» **Aim of the exercise**
Produce a faithful copy of the data, one that leaves out the pictures.

» **Records to use**

◆ ◆ ◆ ◆

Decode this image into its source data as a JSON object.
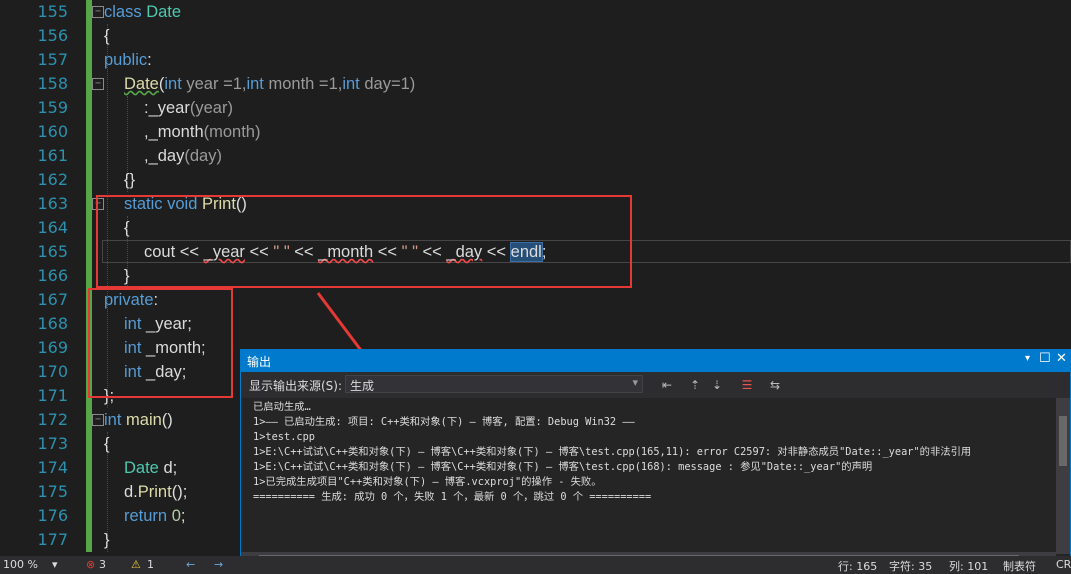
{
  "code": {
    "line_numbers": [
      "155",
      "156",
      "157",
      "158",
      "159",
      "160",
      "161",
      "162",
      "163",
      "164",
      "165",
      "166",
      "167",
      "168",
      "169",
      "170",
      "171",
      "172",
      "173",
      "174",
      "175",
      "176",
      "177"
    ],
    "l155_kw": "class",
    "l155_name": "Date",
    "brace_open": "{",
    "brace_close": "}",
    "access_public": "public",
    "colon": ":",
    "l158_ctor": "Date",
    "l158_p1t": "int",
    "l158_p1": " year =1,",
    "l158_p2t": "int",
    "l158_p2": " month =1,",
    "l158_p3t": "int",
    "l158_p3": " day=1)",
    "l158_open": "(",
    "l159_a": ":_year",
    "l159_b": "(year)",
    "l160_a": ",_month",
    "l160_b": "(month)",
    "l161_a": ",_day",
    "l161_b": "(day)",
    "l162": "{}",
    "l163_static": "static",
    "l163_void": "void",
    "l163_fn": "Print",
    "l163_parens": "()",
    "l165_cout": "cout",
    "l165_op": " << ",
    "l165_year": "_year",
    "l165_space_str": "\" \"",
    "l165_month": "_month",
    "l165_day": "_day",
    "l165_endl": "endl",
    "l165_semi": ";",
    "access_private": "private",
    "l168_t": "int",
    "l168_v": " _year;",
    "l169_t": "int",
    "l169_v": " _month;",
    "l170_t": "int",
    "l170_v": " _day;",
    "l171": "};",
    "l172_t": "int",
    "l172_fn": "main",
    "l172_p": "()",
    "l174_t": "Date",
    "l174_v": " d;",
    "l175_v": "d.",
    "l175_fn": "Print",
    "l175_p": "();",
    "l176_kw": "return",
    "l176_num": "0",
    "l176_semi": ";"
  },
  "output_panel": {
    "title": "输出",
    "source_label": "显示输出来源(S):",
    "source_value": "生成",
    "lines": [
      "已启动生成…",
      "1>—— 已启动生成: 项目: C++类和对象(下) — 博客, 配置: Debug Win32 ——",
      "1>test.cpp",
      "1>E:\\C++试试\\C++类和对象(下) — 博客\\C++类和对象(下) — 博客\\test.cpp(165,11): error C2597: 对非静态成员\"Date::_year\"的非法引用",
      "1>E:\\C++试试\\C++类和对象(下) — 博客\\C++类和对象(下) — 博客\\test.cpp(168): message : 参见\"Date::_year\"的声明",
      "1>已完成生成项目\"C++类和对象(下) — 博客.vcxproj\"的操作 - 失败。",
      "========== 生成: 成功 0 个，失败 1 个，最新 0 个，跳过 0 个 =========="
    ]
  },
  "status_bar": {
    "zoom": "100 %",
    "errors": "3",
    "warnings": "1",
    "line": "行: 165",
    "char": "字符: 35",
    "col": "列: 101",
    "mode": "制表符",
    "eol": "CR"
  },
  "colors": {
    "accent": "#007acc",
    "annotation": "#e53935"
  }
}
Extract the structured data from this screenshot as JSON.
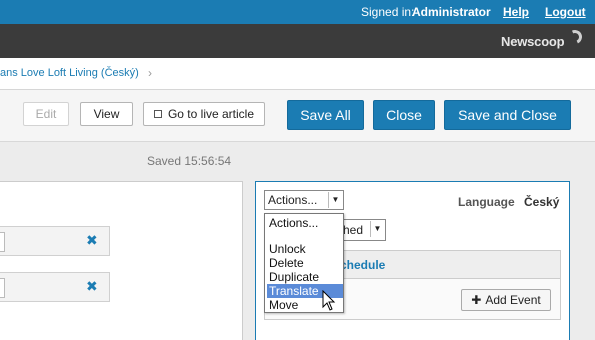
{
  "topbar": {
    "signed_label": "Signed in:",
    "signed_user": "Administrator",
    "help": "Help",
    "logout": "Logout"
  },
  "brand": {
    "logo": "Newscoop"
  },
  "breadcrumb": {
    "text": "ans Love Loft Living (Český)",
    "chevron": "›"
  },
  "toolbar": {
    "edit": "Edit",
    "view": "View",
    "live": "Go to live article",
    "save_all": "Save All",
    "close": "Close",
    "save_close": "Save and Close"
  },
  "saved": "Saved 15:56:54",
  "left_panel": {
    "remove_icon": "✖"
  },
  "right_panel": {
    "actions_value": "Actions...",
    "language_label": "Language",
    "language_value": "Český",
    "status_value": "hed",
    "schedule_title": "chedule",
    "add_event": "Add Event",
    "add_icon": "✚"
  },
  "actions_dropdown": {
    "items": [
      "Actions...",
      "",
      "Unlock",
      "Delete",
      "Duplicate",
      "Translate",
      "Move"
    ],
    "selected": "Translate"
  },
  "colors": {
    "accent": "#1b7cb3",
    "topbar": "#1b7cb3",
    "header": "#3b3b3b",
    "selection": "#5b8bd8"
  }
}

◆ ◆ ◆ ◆

» **Solution for this exercise**
Decode this image into its source data as a JSON object.
{
  "code": {
    "line_numbers": [
      "155",
      "156",
      "157",
      "158",
      "159",
      "160",
      "161",
      "162",
      "163",
      "164",
      "165",
      "166",
      "167",
      "168",
      "169",
      "170",
      "171",
      "172",
      "173",
      "174",
      "175",
      "176",
      "177"
    ],
    "l155_kw": "class",
    "l155_name": "Date",
    "brace_open": "{",
    "brace_close": "}",
    "access_public": "public",
    "colon": ":",
    "l158_ctor": "Date",
    "l158_p1t": "int",
    "l158_p1": " year =1,",
    "l158_p2t": "int",
    "l158_p2": " month =1,",
    "l158_p3t": "int",
    "l158_p3": " day=1)",
    "l158_open": "(",
    "l159_a": ":_year",
    "l159_b": "(year)",
    "l160_a": ",_month",
    "l160_b": "(month)",
    "l161_a": ",_day",
    "l161_b": "(day)",
    "l162": "{}",
    "l163_static": "static",
    "l163_void": "void",
    "l163_fn": "Print",
    "l163_parens": "()",
    "l165_cout": "cout",
    "l165_op": " << ",
    "l165_year": "_year",
    "l165_space_str": "\" \"",
    "l165_month": "_month",
    "l165_day": "_day",
    "l165_endl": "endl",
    "l165_semi": ";",
    "access_private": "private",
    "l168_t": "int",
    "l168_v": " _year;",
    "l169_t": "int",
    "l169_v": " _month;",
    "l170_t": "int",
    "l170_v": " _day;",
    "l171": "};",
    "l172_t": "int",
    "l172_fn": "main",
    "l172_p": "()",
    "l174_t": "Date",
    "l174_v": " d;",
    "l175_v": "d.",
    "l175_fn": "Print",
    "l175_p": "();",
    "l176_kw": "return",
    "l176_num": "0",
    "l176_semi": ";"
  },
  "output_panel": {
    "title": "输出",
    "source_label": "显示输出来源(S):",
    "source_value": "生成",
    "lines": [
      "已启动生成…",
      "1>—— 已启动生成: 项目: C++类和对象(下) — 博客, 配置: Debug Win32 ——",
      "1>test.cpp",
      "1>E:\\C++试试\\C++类和对象(下) — 博客\\C++类和对象(下) — 博客\\test.cpp(165,11): error C2597: 对非静态成员\"Date::_year\"的非法引用",
      "1>E:\\C++试试\\C++类和对象(下) — 博客\\C++类和对象(下) — 博客\\test.cpp(168): message : 参见\"Date::_year\"的声明",
      "1>已完成生成项目\"C++类和对象(下) — 博客.vcxproj\"的操作 - 失败。",
      "========== 生成: 成功 0 个，失败 1 个，最新 0 个，跳过 0 个 =========="
    ]
  },
  "status_bar": {
    "zoom": "100 %",
    "errors": "3",
    "warnings": "1",
    "line": "行: 165",
    "char": "字符: 35",
    "col": "列: 101",
    "mode": "制表符",
    "eol": "CR"
  },
  "colors": {
    "accent": "#007acc",
    "annotation": "#e53935"
  }
}
Extract the structured data from this screenshot as JSON.
{
  "topbar": {
    "signed_label": "Signed in:",
    "signed_user": "Administrator",
    "help": "Help",
    "logout": "Logout"
  },
  "brand": {
    "logo": "Newscoop"
  },
  "breadcrumb": {
    "text": "ans Love Loft Living (Český)",
    "chevron": "›"
  },
  "toolbar": {
    "edit": "Edit",
    "view": "View",
    "live": "Go to live article",
    "save_all": "Save All",
    "close": "Close",
    "save_close": "Save and Close"
  },
  "saved": "Saved 15:56:54",
  "left_panel": {
    "remove_icon": "✖"
  },
  "right_panel": {
    "actions_value": "Actions...",
    "language_label": "Language",
    "language_value": "Český",
    "status_value": "hed",
    "schedule_title": "chedule",
    "add_event": "Add Event",
    "add_icon": "✚"
  },
  "actions_dropdown": {
    "items": [
      "Actions...",
      "",
      "Unlock",
      "Delete",
      "Duplicate",
      "Translate",
      "Move"
    ],
    "selected": "Translate"
  },
  "colors": {
    "accent": "#1b7cb3",
    "topbar": "#1b7cb3",
    "header": "#3b3b3b",
    "selection": "#5b8bd8"
  }
}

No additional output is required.